Storylandia 15 features five tales of dark fantasy and horror by British writer Julie Travis. “From the Bones,” two ancient corpses are discovered on the wild moors of Devon and Cornwall. For one amateur archaeologist they reveal more about the past—and the landscape—than she’d ever imagined. “Grave Goods,” Edward Dobbs’ excuse for drinking and gambling his family’s money away was, to quote an old saying, ‘you can’t take it with you when you go. His son Eddy is offered a diabolical opportunity to disprove the adage. In “Scar Tissue,” everyone’s life leaves marks on them, physically or emotionally, but Marie was different. No scars, just flawless flesh, a life untainted by injury. “Theophany” shows us a hellish underworld that re-emerges to stalk present-day London, aided by a man with his own, deviant agenda. “Widdershins” brings us a girl who defies folklore and walks counter-clockwise around a church, an act that has repercussions for the rest of her life.
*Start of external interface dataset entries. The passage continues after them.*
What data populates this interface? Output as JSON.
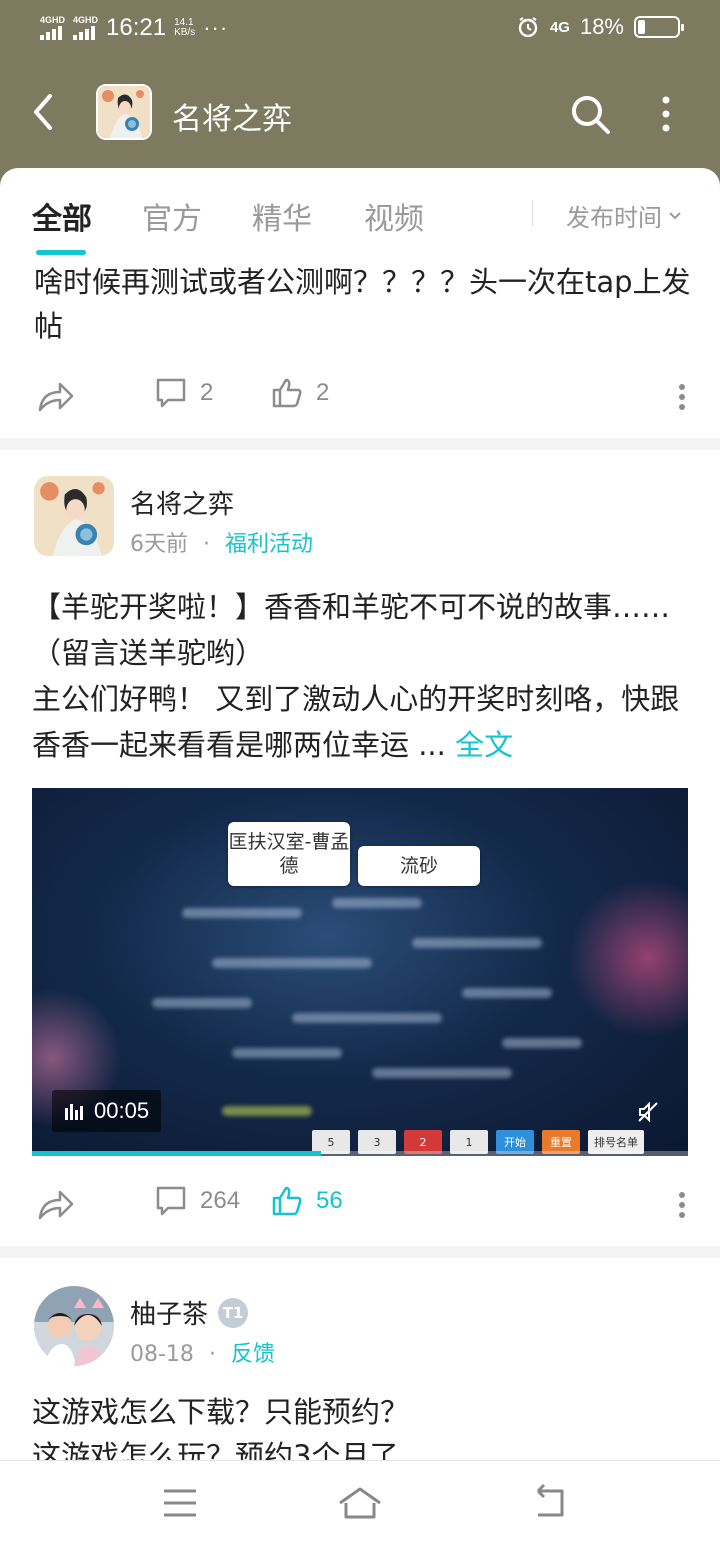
{
  "status_bar": {
    "signal1": "4GHD",
    "signal2": "4GHD",
    "time": "16:21",
    "net_speed_value": "14.1",
    "net_speed_unit": "KB/s",
    "overflow": "···",
    "network": "4G",
    "battery": "18%",
    "battery_level": 0.18
  },
  "app_bar": {
    "title": "名将之弈",
    "icons": [
      "back-arrow-icon",
      "search-icon",
      "more-vertical-icon"
    ]
  },
  "tabs": [
    {
      "label": "全部",
      "active": true
    },
    {
      "label": "官方",
      "active": false
    },
    {
      "label": "精华",
      "active": false
    },
    {
      "label": "视频",
      "active": false
    }
  ],
  "sort": {
    "label": "发布时间"
  },
  "posts": [
    {
      "text": "啥时候再测试或者公测啊？？？？头一次在tap上发帖",
      "comments": "2",
      "likes": "2",
      "liked": false
    },
    {
      "author": "名将之弈",
      "time": "6天前",
      "separator": "·",
      "category": "福利活动",
      "title": "【羊驼开奖啦！】香香和羊驼不可不说的故事……（留言送羊驼哟）",
      "body": "主公们好鸭！ 又到了激动人心的开奖时刻咯，快跟香香一起来看看是哪两位幸运 ...",
      "more": "全文",
      "video": {
        "card1": "匡扶汉室-曹孟德",
        "card2": "流砂",
        "duration": "00:05",
        "progress": 0.44,
        "buttons": [
          "5",
          "3",
          "2",
          "1",
          "开始",
          "重置",
          "排号名单"
        ]
      },
      "comments": "264",
      "likes": "56",
      "liked": true
    },
    {
      "author": "柚子茶",
      "badge": "T1",
      "time": "08-18",
      "separator": "·",
      "category": "反馈",
      "text": "这游戏怎么下载？只能预约？",
      "text2": "这游戏怎么玩？预约3个月了"
    }
  ],
  "colors": {
    "accent": "#15c5ce",
    "header": "#7e7a5f"
  }
}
Julie Travis has been writing horror and dark fantasy fiction since the early 1990s, after a youth spent watching horror films, writing music fanzines and playing bass guitar in a punk band. Her short stories and novellas, which have been compared to Clive Barker, Thomas Ligotti, Catherynne M. Valente and the Stephen King/Peter Straub collaborations, have been published widely in the British and North American slipstream/horror small press, including REM, Kimota, The Third Alternative (now known as Black Static), Psychotrope, Saccade, Premonitions: Causes For Alarm (which received an Honourable Mention in Ellen Datlow’s Year’s Best Horror 2009), Covers of Darkness, Aphelion, Kzine, Urban Occult and two previous issues of Storylandia. She has also appeared in two queer anthologies: Necrologue – the Diva Book of the Dead and the Undead (nominated for the Gaylactic Spectrum Literary Award 2004) and Va Va Voom, has written numerous articles for the gay press and co-founded the Queeruption international music and politics festival. Born in London in 1967, she now lives by the sea in West Cornwall and spends much of her time at stone circles and other sacred sites. Find her at www.julietravis.wordpress.com.